*** SUPPLIED RECORDS ***

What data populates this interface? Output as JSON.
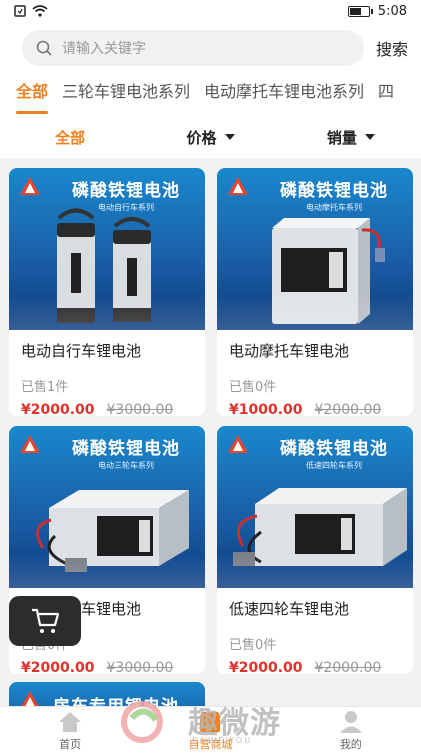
{
  "status_bar": {
    "time": "5:08",
    "signal_label": "",
    "battery_level": 0.6
  },
  "search": {
    "placeholder": "请输入关键字",
    "button_label": "搜索"
  },
  "category_tabs": [
    {
      "label": "全部",
      "active": true
    },
    {
      "label": "三轮车锂电池系列",
      "active": false
    },
    {
      "label": "电动摩托车锂电池系列",
      "active": false
    },
    {
      "label": "四",
      "active": false
    }
  ],
  "sort_bar": {
    "all_label": "全部",
    "price_label": "价格",
    "sales_label": "销量"
  },
  "products": [
    {
      "banner_title": "磷酸铁锂电池",
      "banner_subtitle": "电动自行车系列",
      "name": "电动自行车锂电池",
      "sold": "已售1件",
      "price": "¥2000.00",
      "original_price": "¥3000.00"
    },
    {
      "banner_title": "磷酸铁锂电池",
      "banner_subtitle": "电动摩托车系列",
      "name": "电动摩托车锂电池",
      "sold": "已售0件",
      "price": "¥1000.00",
      "original_price": "¥2000.00"
    },
    {
      "banner_title": "磷酸铁锂电池",
      "banner_subtitle": "电动三轮车系列",
      "name": "电动三轮车锂电池",
      "sold": "已售0件",
      "price": "¥2000.00",
      "original_price": "¥3000.00"
    },
    {
      "banner_title": "磷酸铁锂电池",
      "banner_subtitle": "低速四轮车系列",
      "name": "低速四轮车锂电池",
      "sold": "已售0件",
      "price": "¥2000.00",
      "original_price": "¥2000.00"
    }
  ],
  "partial_product": {
    "banner_title": "房车专用锂电池"
  },
  "bottom_nav": [
    {
      "label": "首页",
      "active": false
    },
    {
      "label": "自营商城",
      "active": true
    },
    {
      "label": "我的",
      "active": false
    }
  ],
  "watermark": {
    "text": "趣微游",
    "subtext": "QUWEIYOU"
  },
  "colors": {
    "accent": "#f08020",
    "price": "#e0322a",
    "banner": "#1a5fa8"
  }
}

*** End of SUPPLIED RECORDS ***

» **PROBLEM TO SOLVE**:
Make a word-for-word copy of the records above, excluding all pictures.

» **SOLVED PROBLEM**:
What data populates this interface? Output as JSON.
{
  "status_bar": {
    "time": "5:08",
    "signal_label": "",
    "battery_level": 0.6
  },
  "search": {
    "placeholder": "请输入关键字",
    "button_label": "搜索"
  },
  "category_tabs": [
    {
      "label": "全部",
      "active": true
    },
    {
      "label": "三轮车锂电池系列",
      "active": false
    },
    {
      "label": "电动摩托车锂电池系列",
      "active": false
    },
    {
      "label": "四",
      "active": false
    }
  ],
  "sort_bar": {
    "all_label": "全部",
    "price_label": "价格",
    "sales_label": "销量"
  },
  "products": [
    {
      "banner_title": "磷酸铁锂电池",
      "banner_subtitle": "电动自行车系列",
      "name": "电动自行车锂电池",
      "sold": "已售1件",
      "price": "¥2000.00",
      "original_price": "¥3000.00"
    },
    {
      "banner_title": "磷酸铁锂电池",
      "banner_subtitle": "电动摩托车系列",
      "name": "电动摩托车锂电池",
      "sold": "已售0件",
      "price": "¥1000.00",
      "original_price": "¥2000.00"
    },
    {
      "banner_title": "磷酸铁锂电池",
      "banner_subtitle": "电动三轮车系列",
      "name": "电动三轮车锂电池",
      "sold": "已售0件",
      "price": "¥2000.00",
      "original_price": "¥3000.00"
    },
    {
      "banner_title": "磷酸铁锂电池",
      "banner_subtitle": "低速四轮车系列",
      "name": "低速四轮车锂电池",
      "sold": "已售0件",
      "price": "¥2000.00",
      "original_price": "¥2000.00"
    }
  ],
  "partial_product": {
    "banner_title": "房车专用锂电池"
  },
  "bottom_nav": [
    {
      "label": "首页",
      "active": false
    },
    {
      "label": "自营商城",
      "active": true
    },
    {
      "label": "我的",
      "active": false
    }
  ],
  "watermark": {
    "text": "趣微游",
    "subtext": "QUWEIYOU"
  },
  "colors": {
    "accent": "#f08020",
    "price": "#e0322a",
    "banner": "#1a5fa8"
  }
}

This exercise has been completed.